Drawing for an enlargement of Vårdö church, signed in the 1780s by the court architect Olof Samuel Tempelman, Stockholm.
The 18th century
Enlargement drawing for Vårdö church, by the architect Olof Tempelman at the Royal Super Intendent’s Office, Stockholm, around 1783.

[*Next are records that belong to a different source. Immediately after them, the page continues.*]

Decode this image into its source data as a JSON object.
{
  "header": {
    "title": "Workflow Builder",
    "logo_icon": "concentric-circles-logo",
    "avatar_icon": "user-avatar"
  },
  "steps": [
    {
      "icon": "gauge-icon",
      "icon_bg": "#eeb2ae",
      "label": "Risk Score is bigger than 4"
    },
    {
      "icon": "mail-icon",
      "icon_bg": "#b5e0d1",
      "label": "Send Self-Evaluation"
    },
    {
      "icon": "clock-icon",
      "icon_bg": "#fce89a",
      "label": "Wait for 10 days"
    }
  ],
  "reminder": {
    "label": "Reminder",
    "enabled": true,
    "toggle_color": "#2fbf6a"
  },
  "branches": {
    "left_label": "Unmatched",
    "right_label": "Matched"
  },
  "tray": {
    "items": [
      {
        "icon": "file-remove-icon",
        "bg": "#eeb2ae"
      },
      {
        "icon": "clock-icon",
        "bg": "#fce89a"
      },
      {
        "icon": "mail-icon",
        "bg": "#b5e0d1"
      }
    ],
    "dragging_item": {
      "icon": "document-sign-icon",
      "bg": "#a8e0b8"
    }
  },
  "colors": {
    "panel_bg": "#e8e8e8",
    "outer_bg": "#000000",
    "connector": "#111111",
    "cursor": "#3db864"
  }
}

The chapel was badly damaged during the Great Northern War 1714-21, and the following decades were mainly devoted to subsequent reparations. The congregation felt that the chapel was much too small and themselves took the initiative to plans for enlargement. These were to be realized in the 1780s, according to drawings by the architect Olof Tempelman at the Royal Super Intendent’s Office, Stockholm. But the enlargements were only partly realized. After the old western gable with its adjacent wooden tower had been torn down, the nave was prolonged by 12 ells westwards. The porch also disappeared during the enlargement. The eastern gable with the whole ridge was raised by 68 centimeters and the nave got a new high wooden barrel vault. New large window openings were broken through the nave walls, three to the south and two to the north. Daylight came in to a newly built gallery through a round window high up in the western gable. A spacious stone sacristy was erected against the middle of the northern long wall, but it did not follow the drawings. In the 1790s the chapel acquired its present pulpit, designed by Carl Fredrik Adelcrantz of the Super Intendent’s Office in Stockholm, and constructed by Eric Fällström. A simple, new altarpiece was framed, also according to Adelcrantz’ design.

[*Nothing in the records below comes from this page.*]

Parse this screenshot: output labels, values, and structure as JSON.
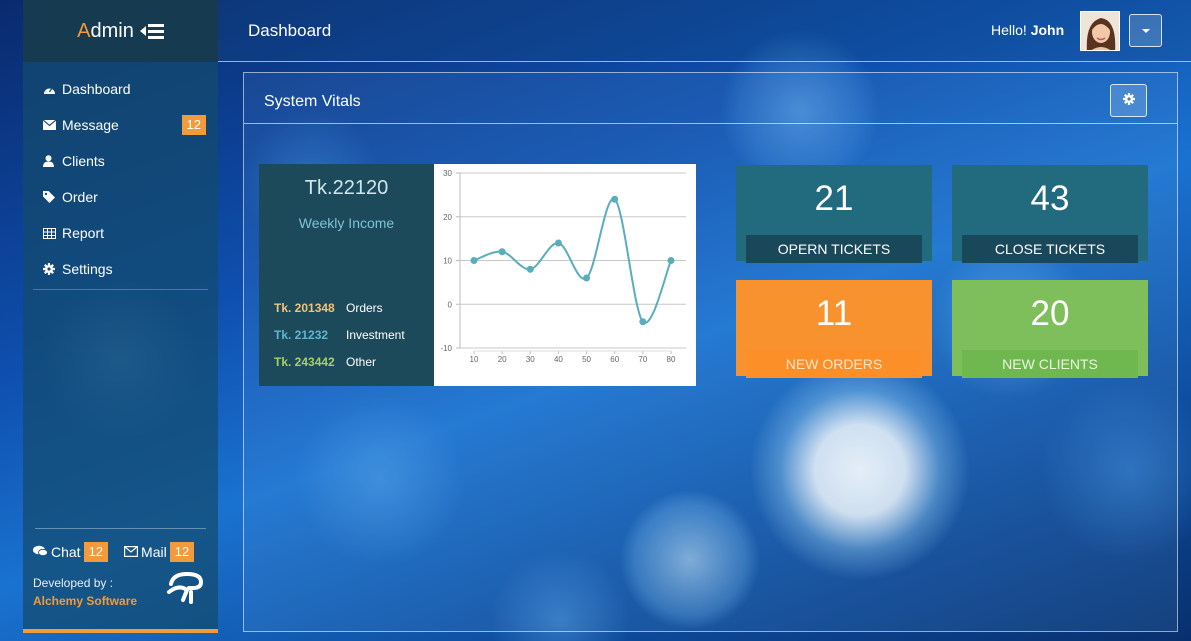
{
  "brand": {
    "first_letter": "A",
    "rest": "dmin"
  },
  "header": {
    "title": "Dashboard",
    "greeting": "Hello!",
    "user_name": "John"
  },
  "sidebar": {
    "items": [
      {
        "label": "Dashboard",
        "icon": "dashboard-icon"
      },
      {
        "label": "Message",
        "icon": "envelope-icon",
        "badge": "12"
      },
      {
        "label": "Clients",
        "icon": "user-icon"
      },
      {
        "label": "Order",
        "icon": "tag-icon"
      },
      {
        "label": "Report",
        "icon": "table-icon"
      },
      {
        "label": "Settings",
        "icon": "gear-icon"
      }
    ],
    "chat": {
      "label": "Chat",
      "badge": "12"
    },
    "mail": {
      "label": "Mail",
      "badge": "12"
    },
    "developed_by": "Developed by :",
    "company": "Alchemy Software"
  },
  "panel": {
    "title": "System Vitals"
  },
  "income": {
    "amount": "Tk.22120",
    "label": "Weekly Income",
    "rows": [
      {
        "value": "Tk. 201348",
        "label": "Orders",
        "color": "#f0c27a"
      },
      {
        "value": "Tk. 21232",
        "label": "Investment",
        "color": "#5fb6d0"
      },
      {
        "value": "Tk. 243442",
        "label": "Other",
        "color": "#a6cf6a"
      }
    ]
  },
  "tiles": [
    {
      "number": "21",
      "label": "OPERN TICKETS",
      "style": "teal"
    },
    {
      "number": "43",
      "label": "CLOSE TICKETS",
      "style": "teal"
    },
    {
      "number": "11",
      "label": "NEW ORDERS",
      "style": "orange"
    },
    {
      "number": "20",
      "label": "NEW CLIENTS",
      "style": "green"
    }
  ],
  "colors": {
    "accent": "#f39a3a",
    "line": "#5aadbb",
    "teal_tile": "#226a7e",
    "orange_tile": "#f8922e",
    "green_tile": "#7ebf5c"
  },
  "chart_data": {
    "type": "line",
    "x": [
      10,
      20,
      30,
      40,
      50,
      60,
      70,
      80
    ],
    "series": [
      {
        "values": [
          10,
          12,
          8,
          14,
          6,
          24,
          -4,
          10
        ]
      }
    ],
    "ylim": [
      -10,
      30
    ],
    "yticks": [
      -10,
      0,
      10,
      20,
      30
    ],
    "xticks": [
      10,
      20,
      30,
      40,
      50,
      60,
      70,
      80
    ],
    "grid": true
  }
}
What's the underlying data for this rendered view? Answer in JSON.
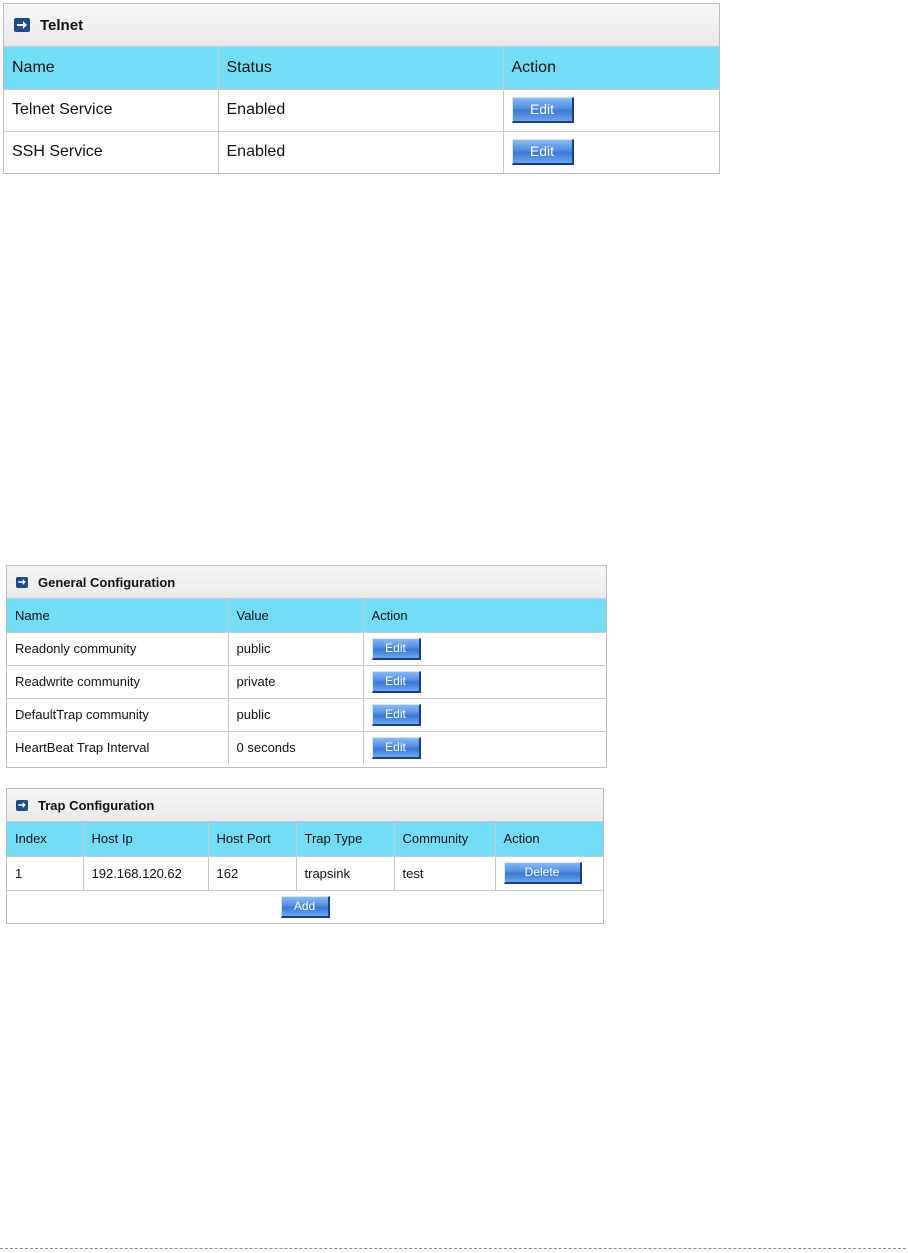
{
  "telnet": {
    "title": "Telnet",
    "columns": [
      "Name",
      "Status",
      "Action"
    ],
    "rows": [
      {
        "name": "Telnet Service",
        "status": "Enabled",
        "action": "Edit"
      },
      {
        "name": "SSH Service",
        "status": "Enabled",
        "action": "Edit"
      }
    ]
  },
  "general": {
    "title": "General Configuration",
    "columns": [
      "Name",
      "Value",
      "Action"
    ],
    "rows": [
      {
        "name": "Readonly community",
        "value": "public",
        "action": "Edit"
      },
      {
        "name": "Readwrite community",
        "value": "private",
        "action": "Edit"
      },
      {
        "name": "DefaultTrap community",
        "value": "public",
        "action": "Edit"
      },
      {
        "name": "HeartBeat Trap Interval",
        "value": "0 seconds",
        "action": "Edit"
      }
    ]
  },
  "trap": {
    "title": "Trap Configuration",
    "columns": [
      "Index",
      "Host Ip",
      "Host Port",
      "Trap Type",
      "Community",
      "Action"
    ],
    "rows": [
      {
        "index": "1",
        "host_ip": "192.168.120.62",
        "host_port": "162",
        "trap_type": "trapsink",
        "community": "test",
        "action": "Delete"
      }
    ],
    "add_label": "Add"
  },
  "icons": {
    "panel_header_icon": "arrow-right-icon",
    "icon_bg_color": "#1e4a86",
    "header_row_color": "#73ddf6",
    "button_color": "#4f8ee3"
  }
}
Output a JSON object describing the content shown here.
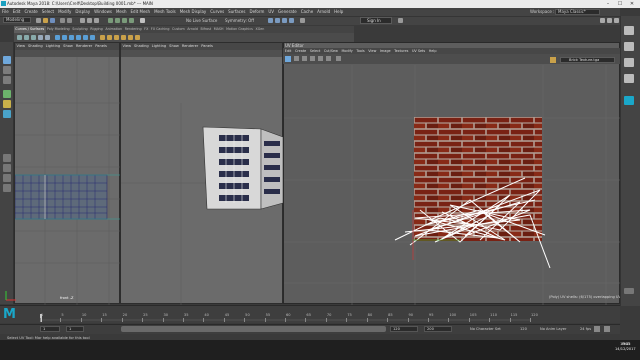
{
  "window": {
    "title": "Autodesk Maya 2018: C:\\Users\\Crelf\\Desktop\\Building 0001.mb* --- MAIN",
    "minimize": "–",
    "maximize": "☐",
    "close": "✕"
  },
  "menubar": {
    "items": [
      "File",
      "Edit",
      "Create",
      "Select",
      "Modify",
      "Display",
      "Windows",
      "Mesh",
      "Edit Mesh",
      "Mesh Tools",
      "Mesh Display",
      "Curves",
      "Surfaces",
      "Deform",
      "UV",
      "Generate",
      "Cache",
      "Arnold",
      "Help"
    ],
    "workspace_label": "Workspace :",
    "workspace_value": "Maya Classic*"
  },
  "status_line": {
    "mode": "Modeling",
    "live_surface": "No Live Surface",
    "symmetry": "Symmetry: Off",
    "sign_in": "Sign In"
  },
  "shelf": {
    "tabs": [
      "Curves / Surfaces",
      "Poly Modeling",
      "Sculpting",
      "Rigging",
      "Animation",
      "Rendering",
      "FX",
      "FX Caching",
      "Custom",
      "Arnold",
      "Bifrost",
      "MASH",
      "Motion Graphics",
      "XGen"
    ],
    "active_tab": "Curves / Surfaces"
  },
  "viewports": [
    {
      "menu": [
        "View",
        "Shading",
        "Lighting",
        "Show",
        "Renderer",
        "Panels"
      ],
      "camera": "front -Z"
    },
    {
      "menu": [
        "View",
        "Shading",
        "Lighting",
        "Show",
        "Renderer",
        "Panels"
      ],
      "camera": ""
    }
  ],
  "uv_editor": {
    "title": "UV Editor",
    "menu": [
      "Edit",
      "Create",
      "Select",
      "Cut/Sew",
      "Modify",
      "Tools",
      "View",
      "Image",
      "Textures",
      "UV Sets",
      "Help"
    ],
    "texture_select": "Brick Texture.tga",
    "info": "(Poly) UV shells: (6/175) overlapping UVs: ..."
  },
  "timeline": {
    "ticks": [
      "1",
      "5",
      "10",
      "15",
      "20",
      "25",
      "30",
      "35",
      "40",
      "45",
      "50",
      "55",
      "60",
      "65",
      "70",
      "75",
      "80",
      "85",
      "90",
      "95",
      "100",
      "105",
      "110",
      "115",
      "120"
    ],
    "current_frame": "1"
  },
  "range": {
    "start": "1",
    "start_inner": "1",
    "end_inner": "120",
    "end": "120",
    "end_outer": "200",
    "character_set": "No Character Set",
    "anim_layer": "No Anim Layer",
    "fps": "24 fps"
  },
  "help_line": "Select UV Tool: Mar help available for this tool",
  "taskbar": {
    "time": "19:15",
    "date": "14/12/2017",
    "lang": "ENG"
  },
  "colors": {
    "accent": "#1aa7c9",
    "brick": "#8e2a1a",
    "uv_lines": "#ffffff"
  }
}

The 19th century
In 1804 the stone west tower of stone was constructed, and thus Vårdö acquired its characteristic tower hood. The builder responsible was Mikael Hartlin Piimänen from Turku. He was severely criticized for not keeping to the proportions of Tempelman’s hood design from 1783. A porch was included on the bottom floor of the tower. To improve readability in the gallery a garret was constructed in
the southern slope of the roof. A fourth window, identical with the others, was opened on the southern façade in 1852. The barrel vault was again raised in 1872, after which it was painted with zinc white. Iron stoves were acquired for both sacristy and nave in the 1890s, when the old shingled roof was replaced by asphalt felt covering.
The 20th century
After a longer period of deterioration during the first half of the 20th century a well needed restoration was initiated in the 1950s. It lasted until 1970. The bulky gallery, which had occupied more than one third of the room, was diminished and received new stairs. The aged heating system with iron ovens was replaced by electric heating. The interior was painted and the armatures entirely renewed.